Chief Judge Gilstrap of the Eastern District of Texas has denied a motion seeking foreign discovery from a third party pursuant to the Hague Convention, holding that the movant waited too long to seek such discovery. The court explained that allowing the “late breaking attempt at discovery,” coming two months after the close of fact discovery and two months before the start of trial, “would almost certainly delay trial, prejudice [the patent owner], and run counter” to the court’s previous clear direction to the parties.
The case began on July 19, 2018, when Luminati Networks Ltd. filed a complaint for patent infringement against UAB Tesonet (“Tesonet”). In its initial disclosures, Tesonet disclosed two witnesses who were on the board of directors of Luminati and also managing partners of EMK Capital, a non-party UK-based private equity fund that is an investor in Luminati.

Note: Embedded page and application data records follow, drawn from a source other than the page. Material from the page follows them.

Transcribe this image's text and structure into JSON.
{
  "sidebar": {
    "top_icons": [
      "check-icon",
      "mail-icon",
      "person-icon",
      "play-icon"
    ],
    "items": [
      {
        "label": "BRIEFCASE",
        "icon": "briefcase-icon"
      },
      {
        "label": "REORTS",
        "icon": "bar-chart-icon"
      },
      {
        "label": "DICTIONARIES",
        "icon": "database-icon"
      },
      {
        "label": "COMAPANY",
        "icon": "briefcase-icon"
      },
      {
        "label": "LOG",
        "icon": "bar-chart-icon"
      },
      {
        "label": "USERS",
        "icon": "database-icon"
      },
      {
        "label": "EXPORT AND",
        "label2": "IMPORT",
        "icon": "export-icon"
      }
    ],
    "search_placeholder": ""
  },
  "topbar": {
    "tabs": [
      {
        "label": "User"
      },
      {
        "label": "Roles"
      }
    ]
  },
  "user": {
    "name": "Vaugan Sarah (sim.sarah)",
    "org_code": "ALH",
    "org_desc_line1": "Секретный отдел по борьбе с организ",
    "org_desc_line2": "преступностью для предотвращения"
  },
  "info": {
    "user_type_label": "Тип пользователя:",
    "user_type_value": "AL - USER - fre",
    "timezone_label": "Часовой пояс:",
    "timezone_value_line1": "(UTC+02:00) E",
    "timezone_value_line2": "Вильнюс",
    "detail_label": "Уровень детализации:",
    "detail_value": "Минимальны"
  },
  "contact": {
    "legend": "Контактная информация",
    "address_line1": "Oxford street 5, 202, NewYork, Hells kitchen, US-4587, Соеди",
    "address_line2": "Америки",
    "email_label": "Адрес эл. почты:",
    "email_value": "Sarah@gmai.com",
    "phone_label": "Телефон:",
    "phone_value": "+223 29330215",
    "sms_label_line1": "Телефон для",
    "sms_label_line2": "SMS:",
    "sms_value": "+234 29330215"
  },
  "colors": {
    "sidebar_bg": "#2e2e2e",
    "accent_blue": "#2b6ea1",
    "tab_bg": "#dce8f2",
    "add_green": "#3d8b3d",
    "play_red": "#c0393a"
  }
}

The court issued a scheduling order setting September 16, 2019, as the close of fact discovery. On September 3, 2019, Tesonet and its codefendant filed a motion to compel Luminati to produce documents and emails from EMK. Following an October 1, 2019 hearing, the court denied the motion explaining that its ruling was based on Luminati’s representation that it had produced all relevant EMK documents in its possession. But the court added that Tesonet had leave to pursue discovery directly from EMK through the Hague Convention, in light of Tesonet’s representation that it would “not seek to change the trial date or any other deadline.”
On November 15, 2019, Tesonet moved the court to sign a Letter Rogatory. Tesonet stated that while Luminati opposed the motion based on a purported delay, the delay was caused by Tesonet’s need to retain U.K. counsel and to prepare a conforming Letter Rogatory. In response, Luminati argued first that Tesonet’s request was irreconcilable with its earlier statement to the court that it did not want a delay and would not ask for a delay on account of the overseas discovery request. Luminati then argued that Tesonet had not identified a specific need for EMK documents, nor had Tesonet explained how any documents could be admitted at trial when no EMK witnesses were identified on its trial witness list. Finally, Luminati argued that allowing the discovery would delay trial because a request to the U.K. would take between six and twelve months to complete, and that numerous pretrial deadlines had already passed, and Luminati would be highly prejudiced by any ensuing delay.
The court denied Tesonet’s motion and stated that it was “not convinced” that the trial date would hold if it allowed Tesonet to pursue the EMK discovery. The court also explained that it “seriously doubt[ed]” whether the discovery could be completed in time given that trial was two months away. Furthermore, the court found that Luminati would be prejudiced.
Luminati Networks Ltd. v. UAB Tesonet, 18-cv-00299, slip op. (E.D. Tex. Nov. 27, 2019) (Gilstrap, C.J.)
Practice Tip: Litigants contemplating discovery through the Hague Convention should prepare early in the discovery period and seek overseas counsel as early as possible to minimize delays in preparing suitable foreign discovery requests for the court’s approval.